AIMS - Cardiovascular disease (CVD) is a major complication of Type 2 diabetes mellitus. The renin-angiotensin system (RAS) and nitric oxide production are both important regulators of vascular function and blood pressure. Genes encoding proteins involved in these pathways are candidates for a contribution to CVD in diabetic patients. We have investigated variants of the angiotensinogen (AGT), angiotensin converting enzyme (ACE), angiotensin type 1 receptor (AT1R) and endothelial nitric oxide synthase (NOS3) genes for association with subclinical measures of CVD in families with Type 2 diabetes mellitus (T2DM).
METHODS - Atherosclerosis was measured by carotid intima-media thickness and calcification of the carotid and coronary arteries in 620 European Americans and 117 African Americans in the Diabetes Heart Study. Because of the role of these systems in blood pressure regulation, blood pressure was also investigated.
RESULTS - Compelling evidence of association was not detected with any of the SNPs with any outcome measures after adjustments for covariates despite sufficient power to detect relatively small differences in traits for specific genotype combinations.

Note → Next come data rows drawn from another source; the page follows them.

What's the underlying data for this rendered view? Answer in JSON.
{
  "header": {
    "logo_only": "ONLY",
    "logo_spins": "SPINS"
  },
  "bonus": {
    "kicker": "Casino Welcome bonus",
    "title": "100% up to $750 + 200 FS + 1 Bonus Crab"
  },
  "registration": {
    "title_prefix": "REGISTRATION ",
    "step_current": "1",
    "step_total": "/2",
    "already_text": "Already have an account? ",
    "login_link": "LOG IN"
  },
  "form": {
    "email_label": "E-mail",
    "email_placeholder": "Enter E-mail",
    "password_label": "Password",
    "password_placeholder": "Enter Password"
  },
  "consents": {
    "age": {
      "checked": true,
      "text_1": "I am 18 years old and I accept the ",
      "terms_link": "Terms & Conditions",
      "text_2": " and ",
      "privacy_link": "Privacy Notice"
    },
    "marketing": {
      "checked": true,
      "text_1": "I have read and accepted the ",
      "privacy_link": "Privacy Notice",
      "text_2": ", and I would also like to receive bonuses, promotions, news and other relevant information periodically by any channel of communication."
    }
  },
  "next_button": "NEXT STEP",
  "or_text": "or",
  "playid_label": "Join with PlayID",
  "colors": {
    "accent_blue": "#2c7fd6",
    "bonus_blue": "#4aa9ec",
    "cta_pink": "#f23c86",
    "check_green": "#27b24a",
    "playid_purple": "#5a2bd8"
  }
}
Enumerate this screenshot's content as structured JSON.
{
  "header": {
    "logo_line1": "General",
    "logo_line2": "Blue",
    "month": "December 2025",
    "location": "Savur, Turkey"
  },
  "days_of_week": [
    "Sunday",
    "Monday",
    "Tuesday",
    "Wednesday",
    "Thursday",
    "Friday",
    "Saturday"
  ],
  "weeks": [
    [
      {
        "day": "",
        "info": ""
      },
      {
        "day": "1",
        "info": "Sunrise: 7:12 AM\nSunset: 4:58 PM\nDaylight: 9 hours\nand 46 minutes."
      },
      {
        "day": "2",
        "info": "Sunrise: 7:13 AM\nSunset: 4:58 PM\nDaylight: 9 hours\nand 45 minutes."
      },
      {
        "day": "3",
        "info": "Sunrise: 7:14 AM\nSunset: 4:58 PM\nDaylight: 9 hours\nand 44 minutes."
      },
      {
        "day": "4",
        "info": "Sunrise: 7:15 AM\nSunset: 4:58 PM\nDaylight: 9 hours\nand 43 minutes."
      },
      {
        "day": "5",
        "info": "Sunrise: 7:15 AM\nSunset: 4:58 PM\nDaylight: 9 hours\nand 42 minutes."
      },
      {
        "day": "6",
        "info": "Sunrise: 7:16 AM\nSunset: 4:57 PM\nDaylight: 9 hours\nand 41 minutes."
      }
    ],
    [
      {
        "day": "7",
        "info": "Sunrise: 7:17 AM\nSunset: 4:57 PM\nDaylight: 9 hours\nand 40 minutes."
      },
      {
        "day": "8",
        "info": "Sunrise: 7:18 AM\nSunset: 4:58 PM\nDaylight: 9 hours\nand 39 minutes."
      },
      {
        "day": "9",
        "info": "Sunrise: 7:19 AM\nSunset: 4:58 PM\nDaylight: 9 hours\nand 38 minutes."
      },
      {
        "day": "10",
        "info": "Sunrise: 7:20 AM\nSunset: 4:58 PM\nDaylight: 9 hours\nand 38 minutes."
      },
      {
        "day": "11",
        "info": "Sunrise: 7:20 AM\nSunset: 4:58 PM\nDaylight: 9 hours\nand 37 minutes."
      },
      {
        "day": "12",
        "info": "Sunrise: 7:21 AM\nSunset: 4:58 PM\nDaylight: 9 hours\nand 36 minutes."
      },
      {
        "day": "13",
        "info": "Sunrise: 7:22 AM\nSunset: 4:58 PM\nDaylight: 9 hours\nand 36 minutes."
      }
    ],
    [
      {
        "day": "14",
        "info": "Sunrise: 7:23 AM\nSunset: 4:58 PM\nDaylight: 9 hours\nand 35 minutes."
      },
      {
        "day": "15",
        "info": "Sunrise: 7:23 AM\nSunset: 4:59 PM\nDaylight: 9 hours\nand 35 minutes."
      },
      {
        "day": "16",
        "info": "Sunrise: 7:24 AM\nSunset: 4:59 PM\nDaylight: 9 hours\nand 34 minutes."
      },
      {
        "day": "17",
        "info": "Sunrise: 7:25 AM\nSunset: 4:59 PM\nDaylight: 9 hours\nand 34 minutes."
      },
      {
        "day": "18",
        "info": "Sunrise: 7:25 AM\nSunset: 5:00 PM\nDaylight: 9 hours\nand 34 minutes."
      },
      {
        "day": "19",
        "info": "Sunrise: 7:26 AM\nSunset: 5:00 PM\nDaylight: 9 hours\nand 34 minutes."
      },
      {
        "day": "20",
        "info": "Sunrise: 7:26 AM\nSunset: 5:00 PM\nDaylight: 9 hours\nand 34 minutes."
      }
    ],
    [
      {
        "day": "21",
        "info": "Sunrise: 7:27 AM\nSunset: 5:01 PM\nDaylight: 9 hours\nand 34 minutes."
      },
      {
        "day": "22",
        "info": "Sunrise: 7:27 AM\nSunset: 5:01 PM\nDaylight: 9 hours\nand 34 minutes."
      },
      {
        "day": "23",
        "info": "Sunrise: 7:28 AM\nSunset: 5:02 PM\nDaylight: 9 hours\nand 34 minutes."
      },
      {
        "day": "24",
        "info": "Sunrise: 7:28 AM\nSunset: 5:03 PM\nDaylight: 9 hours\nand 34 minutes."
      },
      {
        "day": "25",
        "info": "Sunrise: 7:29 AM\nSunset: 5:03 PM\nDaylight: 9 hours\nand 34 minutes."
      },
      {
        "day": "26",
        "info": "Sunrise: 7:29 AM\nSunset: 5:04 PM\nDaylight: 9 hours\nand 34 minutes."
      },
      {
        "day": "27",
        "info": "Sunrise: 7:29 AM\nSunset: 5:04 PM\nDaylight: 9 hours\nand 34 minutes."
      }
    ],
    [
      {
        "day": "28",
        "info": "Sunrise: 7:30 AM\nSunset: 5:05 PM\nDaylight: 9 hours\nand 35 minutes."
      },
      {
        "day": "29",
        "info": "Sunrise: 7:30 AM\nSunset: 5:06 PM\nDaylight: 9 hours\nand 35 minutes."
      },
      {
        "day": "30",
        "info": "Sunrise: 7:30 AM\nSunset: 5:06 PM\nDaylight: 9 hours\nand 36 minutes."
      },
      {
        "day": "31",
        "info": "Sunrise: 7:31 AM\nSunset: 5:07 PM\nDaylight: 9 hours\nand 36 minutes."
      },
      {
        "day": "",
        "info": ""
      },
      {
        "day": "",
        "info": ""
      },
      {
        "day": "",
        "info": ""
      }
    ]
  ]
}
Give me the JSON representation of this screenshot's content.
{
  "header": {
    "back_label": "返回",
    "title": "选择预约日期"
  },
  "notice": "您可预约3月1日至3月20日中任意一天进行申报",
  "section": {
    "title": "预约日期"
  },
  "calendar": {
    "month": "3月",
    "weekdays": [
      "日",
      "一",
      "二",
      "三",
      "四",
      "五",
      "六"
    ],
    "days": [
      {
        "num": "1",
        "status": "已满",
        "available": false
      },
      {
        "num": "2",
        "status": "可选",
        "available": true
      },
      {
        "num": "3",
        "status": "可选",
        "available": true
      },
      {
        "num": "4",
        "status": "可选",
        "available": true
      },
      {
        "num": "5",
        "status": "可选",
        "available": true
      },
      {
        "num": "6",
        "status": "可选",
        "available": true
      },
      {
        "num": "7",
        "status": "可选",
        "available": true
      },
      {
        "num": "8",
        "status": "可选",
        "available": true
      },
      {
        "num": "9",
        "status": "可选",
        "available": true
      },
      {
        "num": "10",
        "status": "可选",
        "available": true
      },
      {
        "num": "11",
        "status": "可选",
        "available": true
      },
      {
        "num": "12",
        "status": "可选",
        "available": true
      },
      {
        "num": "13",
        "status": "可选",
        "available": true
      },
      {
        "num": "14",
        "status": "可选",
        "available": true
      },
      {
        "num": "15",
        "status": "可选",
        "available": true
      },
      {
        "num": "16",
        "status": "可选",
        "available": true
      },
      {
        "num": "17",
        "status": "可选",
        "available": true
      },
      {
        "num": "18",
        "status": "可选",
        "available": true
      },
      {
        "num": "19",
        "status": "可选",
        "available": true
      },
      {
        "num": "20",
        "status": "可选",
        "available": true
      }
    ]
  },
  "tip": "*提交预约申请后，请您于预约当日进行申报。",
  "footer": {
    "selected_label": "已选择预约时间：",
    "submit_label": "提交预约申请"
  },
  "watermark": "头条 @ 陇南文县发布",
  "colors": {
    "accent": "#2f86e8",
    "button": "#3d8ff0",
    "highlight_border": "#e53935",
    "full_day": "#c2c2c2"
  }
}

CONCLUSIONS - Genetic variation of the RAS and NOS3 genes do not appear to strongly influence subclinical cardiovascular disease or blood pressure in this diabetic population.